Stunted growth means children are more vulnerable to illness, frequently find learning at school more difficult and enter adulthood with poorer chances of earning a good living. Where the problem of inadequate diet is even greater, severe acute malnutrition is life-threatening, responsible for approximately a third of deaths among under-fives.
Among global development agencies, the seriousness of inadequate nutrition and its long-term consequences are now better understood. Therefore, the UN’s child agency, UNICEF, points to a scaling up of nutrition programmes which target children during the critical period from pregnancy to the age of 2. This has led to many more successful interventions among vulnerable mothers and their children and UNICEF charts the results in its latest report, ‘Improving Child Nutrition’.
The report highlights a number of encouraging success stories, such as Ethiopia and Rwanda in Africa, where significant declines in stunting have been recorded. But worryingly, there are still a number of African countries where progress is non-existent or “insufficient”.
In Burundi, for example, the UNICEF report concludes that the country has made “no progress” towards its Millennium Development Goal (MDG) 1 of eradicating extreme poverty and hunger. This means that Burundi has the second highest stunting prevalence (58%) among 21 countries where stunting affects more than two-fifths of under-fives.
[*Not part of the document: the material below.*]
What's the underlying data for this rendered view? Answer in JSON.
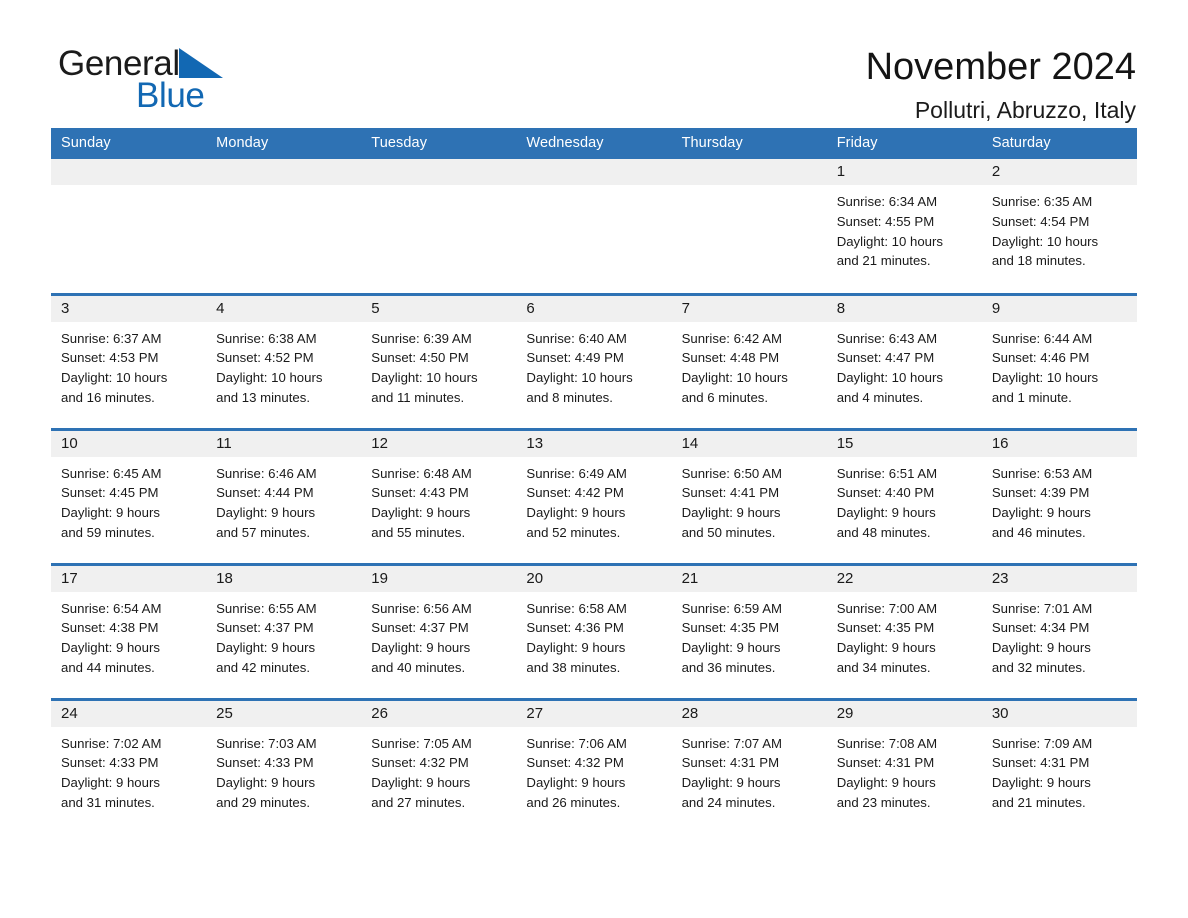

Lack of nutrition is a key factor which contributes to high child mortality. In 2010, there were 139 deaths among children under-five in Burundi for every 1,000 live births. The country’s MDG target is to reduce this figure to 61 deaths by 2015, but with the huge gap between this target and current rates, such a goal currently looks unachievable.
Some progress has been made towards increasing the number of mothers who breastfeed exclusively in the first 5 months, where rates have risen from 62% in 1995 to 69% in 2011. However, the nutritional needs of children from the age of 6–23 months are poorly met. Less than 1 in 10 children in Burundi receive the minimum acceptable diet in terms of the frequency and quality of meals needed for healthy growth.
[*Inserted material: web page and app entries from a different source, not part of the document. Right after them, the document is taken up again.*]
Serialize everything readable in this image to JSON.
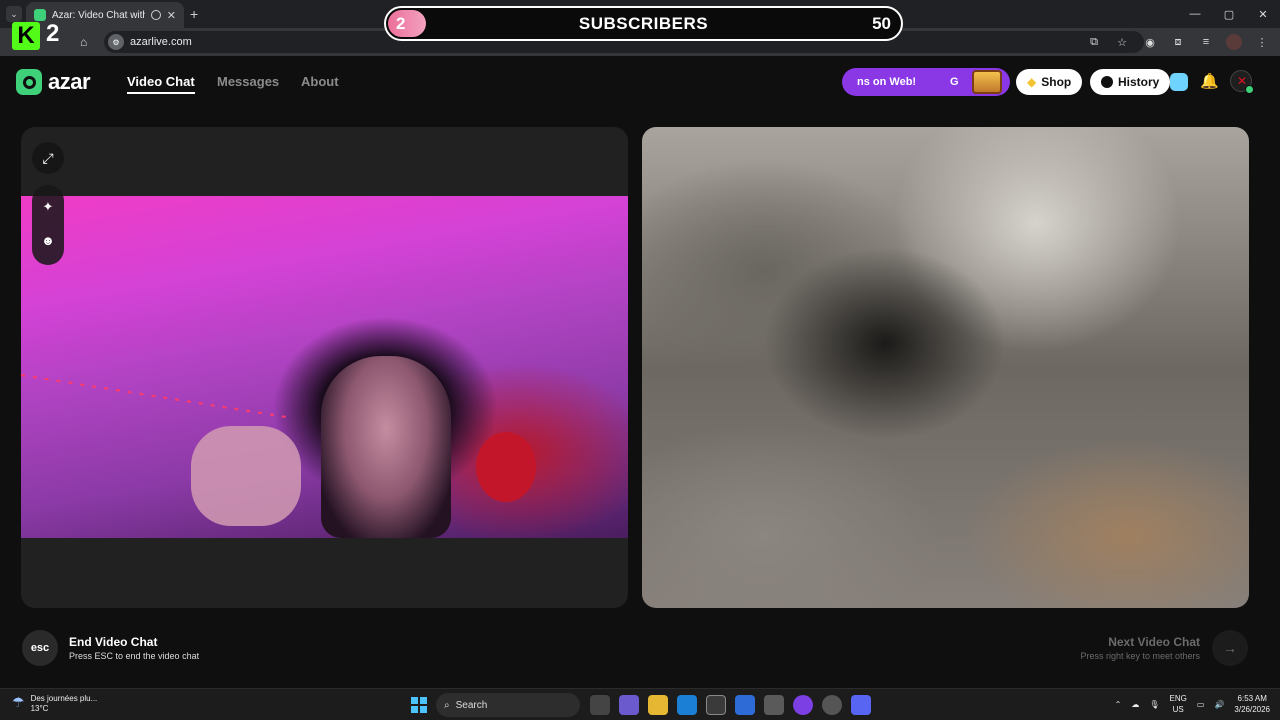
{
  "browser": {
    "tab_title": "Azar: Video Chat with New",
    "url": "azarlive.com",
    "window_controls": [
      "—",
      "▢",
      "✕"
    ]
  },
  "overlay": {
    "kick_count": "2",
    "subs_current": "2",
    "subs_label": "SUBSCRIBERS",
    "subs_goal": "50",
    "subs_progress": 0.04
  },
  "appnav": {
    "logo_text": "azar",
    "links": [
      "Video Chat",
      "Messages",
      "About"
    ],
    "promo_text": "ns on Web!",
    "promo_g": "G",
    "shop_label": "Shop",
    "history_label": "History"
  },
  "controls": {
    "esc_key": "esc",
    "end_title": "End Video Chat",
    "end_sub": "Press ESC to end the video chat",
    "next_title": "Next Video Chat",
    "next_sub": "Press right key to meet others",
    "next_arrow": "→"
  },
  "taskbar": {
    "weather_text": "Des journées plu...",
    "temperature": "13°C",
    "search_label": "Search",
    "lang": "ENG",
    "region": "US",
    "time": "6:53 AM",
    "date": "3/26/2026"
  },
  "colors": {
    "accent": "#3fd17a",
    "promo": "#8a37e6",
    "kick": "#53fc18",
    "subbar_fill": "#ec6f9a"
  }
}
Without significant new investment in improving nutrition, stunting in Burundi therefore looks set to continue to take its toll on the health and prosperity of the country’s people.